Tenancy types explained
19th April 2022
Are you struggling to make sense of all the tenancy types on the market and discover which one would suit you best? Say no more!
A tenancy agreement is a contract between a landlord and tenant. This legal document sets out the rights and responsibilities of both parties for the duration of the tenancy. It should not be taken lightly, as it is a legal document that protects both you and your landlord if things go wrong.
Before signing a tenancy agreement, you should read it carefully, even if this seems like a dull task. If you are unsure about any part of it, seek legal advice before you sign to make sure it is fair to all parties involved.
There are 4 main types of tenancy agreements which we’ll explore in more detail in this blog:
Let’s begin with Introductory Tenancy. If you are a new council tenant, you will be granted an introductory tenancy for at least 12 months. This is your probation period as it were. After 12 months, if all goes well, you will automatically become a secure tenant.
The main difference between the two is that during your introductory period, if you break any of the terms of your tenancy agreement or are found to have committed antisocial behaviour, then it is easier for the council to evict you from your home than after your introductory period has finished and you have become a secure tenant.
A secure tenant is a person or family granted a tenancy by their local council (Mayors and Burgesses, or M&B) on or after 15 January 1989. As a secure tenant, you have more rights than an assured shorthold tenant. You can apply to the rent officer for a fair rent to be set for your home and you can buy your home at a discount under the Right to Buy scheme (for details about discounts see the Your Home website). Usually, if you die your tenancy passes to your spouse or civil partner who still lives in the property, but this will depend on when you were granted your tenancy.
A flexible tenancy is a secure tenancy for a fixed period of time. A flexible tenancy allows the council to assess you as a tenant before offering you a secure tenancy. The fixed period of time is usually five years.
You have the same rights as a secure tenant during this time, including:
– The right to take in subtenants and lodgers
– The right to make improvements and structural changes (although you must get permission before starting any work)
If you have been offered a flexible tenancy, it is important that you know your rights and responsibilities so that you can meet them.
This tenancy is commonly used by housing associations and some local authorities for new tenants.
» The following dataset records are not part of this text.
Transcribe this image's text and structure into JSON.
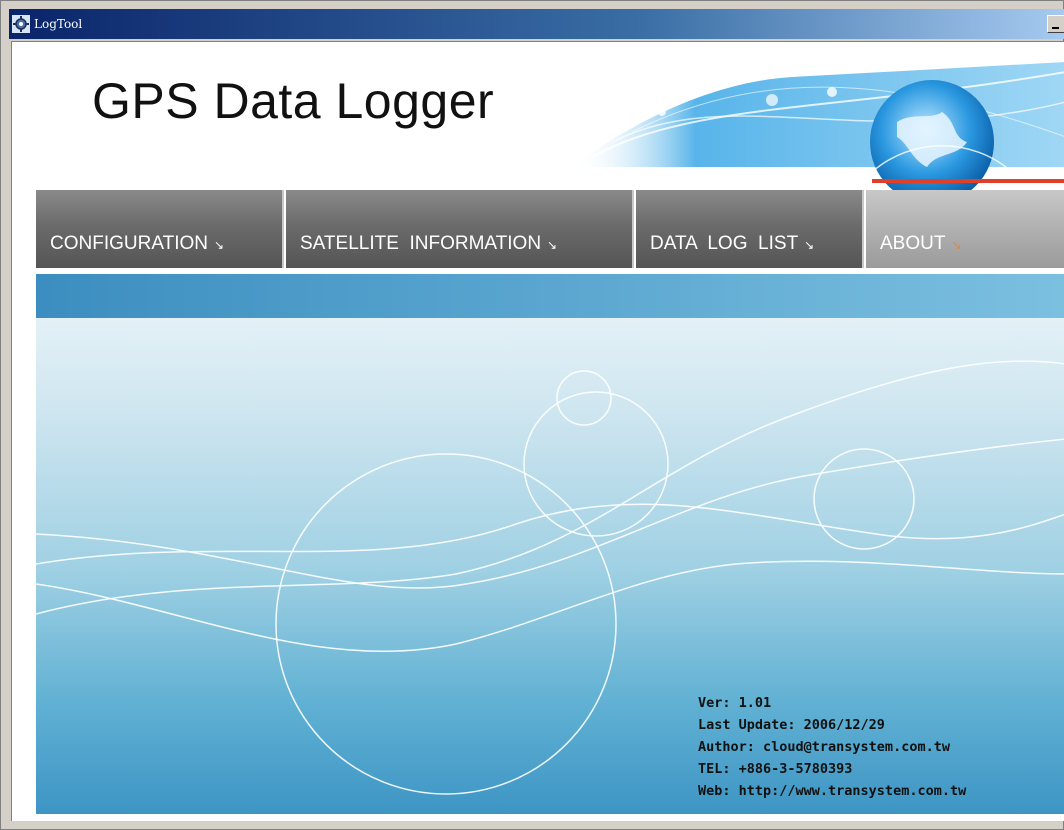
{
  "window": {
    "title": "LogTool",
    "app_icon": "gear-app-icon"
  },
  "header": {
    "title": "GPS Data Logger"
  },
  "nav": {
    "items": [
      {
        "label": "CONFIGURATION",
        "arrow": "↘"
      },
      {
        "label": "SATELLITE  INFORMATION",
        "arrow": "↘"
      },
      {
        "label": "DATA  LOG  LIST",
        "arrow": "↘"
      },
      {
        "label": "ABOUT",
        "arrow": "↘"
      }
    ],
    "active": "ABOUT"
  },
  "about": {
    "version": "Ver: 1.01",
    "last_update": "Last Update: 2006/12/29",
    "author": "Author: cloud@transystem.com.tw",
    "tel": "TEL: +886-3-5780393",
    "web": "Web: http://www.transystem.com.tw"
  },
  "colors": {
    "titlebar": "#0a246a",
    "nav": "#6b6b6b",
    "nav_active": "#b0b0b0",
    "accent_line": "#e0402a",
    "content": "#5fb0d3"
  }
}
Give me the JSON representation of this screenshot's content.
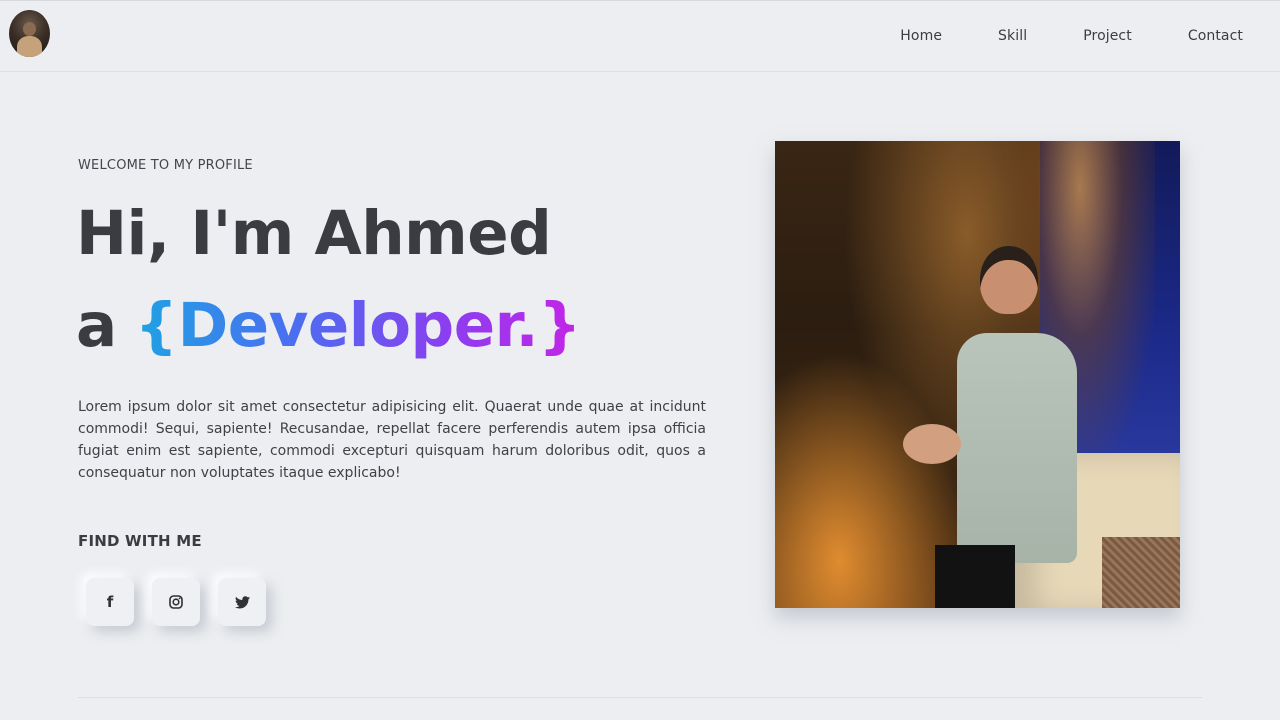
{
  "header": {
    "nav": [
      {
        "label": "Home"
      },
      {
        "label": "Skill"
      },
      {
        "label": "Project"
      },
      {
        "label": "Contact"
      }
    ]
  },
  "hero": {
    "welcome": "WELCOME TO MY PROFILE",
    "greeting": "Hi, I'm Ahmed",
    "prefix": "a",
    "role": "{Developer.}",
    "description": "Lorem ipsum dolor sit amet consectetur adipisicing elit. Quaerat unde quae at incidunt commodi! Sequi, sapiente! Recusandae, repellat facere perferendis autem ipsa officia fugiat enim est sapiente, commodi excepturi quisquam harum doloribus odit, quos a consequatur non voluptates itaque explicabo!",
    "role_gradient": [
      "#1ea3e3",
      "#4a6ff0",
      "#8b3ef0",
      "#c524e6"
    ]
  },
  "social": {
    "title": "FIND WITH ME",
    "items": [
      {
        "icon": "facebook-icon",
        "glyph": "f"
      },
      {
        "icon": "instagram-icon"
      },
      {
        "icon": "twitter-icon"
      }
    ]
  },
  "colors": {
    "background": "#eceef1",
    "text": "#3a3c41"
  }
}
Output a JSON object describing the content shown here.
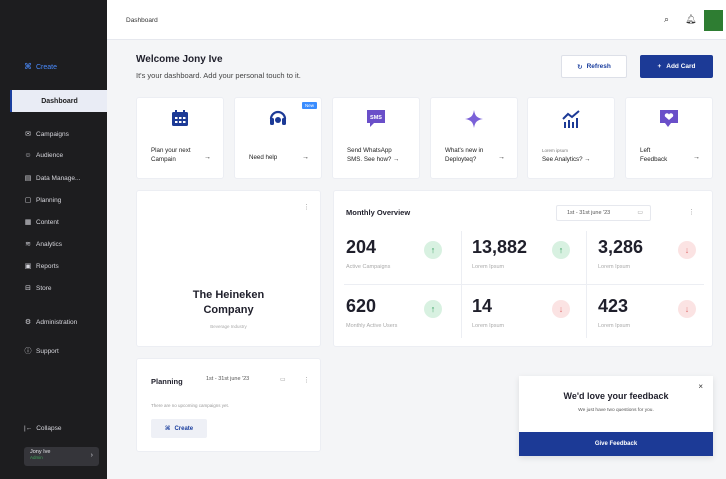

The term ‘assured shorthold’ means that the property is let at a fair rent (which may be fixed for up to five years if all tenants agree) and that the landlord can regain possession of their property once a fixed period has ended.
The main benefits of non-secure tenancy are:
– Rent levels are often lower than under secure tenancies in the same area because they have not been set by the Rent Officer.
– Landlords have more options to recover their properties, which helps them to manage their housing stock more efficiently.
For more information about council tenancy types, please contact our friendly team here.